“It’s appalling to see how @Rihanna shamefully mocks our beloved Hindu God #Ganesha,” tweeted lawmaker Ram Kadam, a member of the country’s ruling Bharatiya Janata Party (BJP), according to CNN. “This exposes how #Rihanna has no idea or respect for Indian culture, tradition and our issues here. Hopefully, at least now (opposition politician) @RahulGandhi and other Congress leaders will stop taking help from her...in maligning India’s image. Will they [criticize] her or the hunger for power is bigger than beloved Lord Ganpati?” he added.


Adding to the controversy is the fact that as recently as October, Rihanna and her Savage X Fenty brand used a song containing sacred Islamic verses in the soundtrack to the brand’s annual fall fashion show, broadcast globally on Amazon Prime. Much like Hindus offended by the placement of Ganesha, several Muslims cried foul at sacred text being used in a secular—and arguably sexual—context.

At the time, the label apologized, issuing the following statement to CNN: “We truly apologize for the song that appeared in the Savage x Fenty show. We shouldn’t have used it. The song’s vocal tracks are being replaced and the show is being edited.”


Rihanna herself also addressed the outrage in an Instagram story, writing, “I’d like to thank the Muslim community for pointing out a huge oversight that was unintentionally offensive in our Savage X Fenty show.” We’ll be keeping an eye out to see if she feels this controversy merits a similar response. As of the time of this post, the bad gal has only been sighted reclining atop the limited collector’s edition, “Queen Size” version of her famed coffee table book, of which only 500 exist. One can be yours for the low, low price of $1,495.

Updated: Thursday, February 18 at 8:05 p.m., ET: Nevada-based Hindu statesman and co-founder and President for the Universal Society of Hinduism Rajan Zed reached out to The Glow Up with a statement (previously printed elsewhere), calling Rihanna’s use of the symbol “highly inappropriate.” Requesting an apology from the entertainer as well as removal of the symbol from Rihanna’s social media, the statement read, in part:

Lord Ganesha was highly revered in Hinduism and was meant to be worshipped in temples or home shrines and not to be used as a fashion statement to push a sexy lingerie line or become a tool for sexy fashion. Inappropriate usage of sacred Hindu deities or concepts or symbols or icons for commercial or other agenda was not okay as it hurt the devotees...celebrities and companies should not be in the business of religious appropriation, sacrilege, and ridiculing entire communities. It was deeply trivializing of immensely venerated Lord Ganesha to be displayed in such a manner for mercantile greed.

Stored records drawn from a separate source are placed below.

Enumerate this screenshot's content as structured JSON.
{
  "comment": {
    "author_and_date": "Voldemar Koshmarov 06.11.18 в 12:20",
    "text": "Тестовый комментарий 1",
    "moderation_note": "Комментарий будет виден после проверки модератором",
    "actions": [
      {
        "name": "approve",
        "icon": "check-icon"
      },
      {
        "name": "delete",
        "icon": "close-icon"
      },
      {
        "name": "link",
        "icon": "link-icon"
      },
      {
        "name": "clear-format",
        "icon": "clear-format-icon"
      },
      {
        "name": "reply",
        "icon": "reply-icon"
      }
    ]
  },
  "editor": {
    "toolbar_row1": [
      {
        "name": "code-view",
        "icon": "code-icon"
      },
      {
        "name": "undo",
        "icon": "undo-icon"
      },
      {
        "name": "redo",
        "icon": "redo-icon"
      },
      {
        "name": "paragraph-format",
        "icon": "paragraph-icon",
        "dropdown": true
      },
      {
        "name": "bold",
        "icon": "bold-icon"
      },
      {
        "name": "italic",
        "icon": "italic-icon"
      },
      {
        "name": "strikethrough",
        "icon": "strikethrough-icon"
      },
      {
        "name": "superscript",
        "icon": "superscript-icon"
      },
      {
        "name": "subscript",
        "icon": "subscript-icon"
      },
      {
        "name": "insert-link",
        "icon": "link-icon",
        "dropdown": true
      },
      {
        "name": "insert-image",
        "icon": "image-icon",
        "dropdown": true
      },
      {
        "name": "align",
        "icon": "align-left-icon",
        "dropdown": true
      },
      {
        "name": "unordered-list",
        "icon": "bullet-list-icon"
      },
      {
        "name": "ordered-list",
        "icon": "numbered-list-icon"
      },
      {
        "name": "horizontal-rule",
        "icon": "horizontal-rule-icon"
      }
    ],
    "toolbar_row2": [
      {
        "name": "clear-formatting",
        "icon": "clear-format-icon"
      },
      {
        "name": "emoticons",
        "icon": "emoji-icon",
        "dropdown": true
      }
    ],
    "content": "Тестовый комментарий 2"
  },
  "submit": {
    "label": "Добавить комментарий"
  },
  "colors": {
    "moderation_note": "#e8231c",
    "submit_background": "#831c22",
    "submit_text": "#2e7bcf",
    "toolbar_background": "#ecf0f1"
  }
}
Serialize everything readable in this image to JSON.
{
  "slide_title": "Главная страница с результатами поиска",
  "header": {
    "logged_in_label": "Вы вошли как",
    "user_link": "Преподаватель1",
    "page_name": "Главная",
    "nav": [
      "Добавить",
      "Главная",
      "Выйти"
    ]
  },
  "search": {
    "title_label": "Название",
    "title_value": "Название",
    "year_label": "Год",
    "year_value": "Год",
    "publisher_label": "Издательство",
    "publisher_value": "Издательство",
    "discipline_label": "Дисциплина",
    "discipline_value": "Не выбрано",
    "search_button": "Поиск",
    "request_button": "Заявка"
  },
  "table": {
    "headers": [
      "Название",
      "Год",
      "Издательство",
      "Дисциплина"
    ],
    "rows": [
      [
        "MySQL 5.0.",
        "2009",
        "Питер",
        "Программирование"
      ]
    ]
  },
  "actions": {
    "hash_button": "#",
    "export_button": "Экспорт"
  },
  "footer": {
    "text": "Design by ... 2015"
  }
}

Further noting that Hinduism is the oldest and third largest religion of the world, Zed added that its “rich philosophical thought...should not be taken frivolously. Symbols of any faith, larger or smaller, should not be mishandled.”

Many devotees did wear a Lord Ganesha pendant on short necklace on a regular basis to express their reverence/devotion in Lord Ganesha; but wearing it as a fashion accessory in a one-time photo-shoot in this disrespectful manner for commercial agenda was quite out of line,” the statement continued, noting that the date of Rihanna’s post, February 15, happened to be recognized as Ganesha’s birthday.


Lastly, Zed suggested Rihanna undergo training in religious and cultural sensitivity “so that she had a better understanding of the feelings of communities and customers.” Rihanna has yet to issue any response on the matter—but did post another photo posing with her massive book.

Maiysha Kai is managing editor of The Glow Up, host of The Root Presents: It's Lit! podcast and Big Beauty Tuesdays, and your average Grammy-nominated goddess next door. May I borrow some sugar?


Murry Chang

“To be fair, while Hinduism, widely recognized as the oldest religion in the world, originated from and is an integral part of Indian culture, its religiosity has also been disputed”

Ouch, that’s a real stretch right there.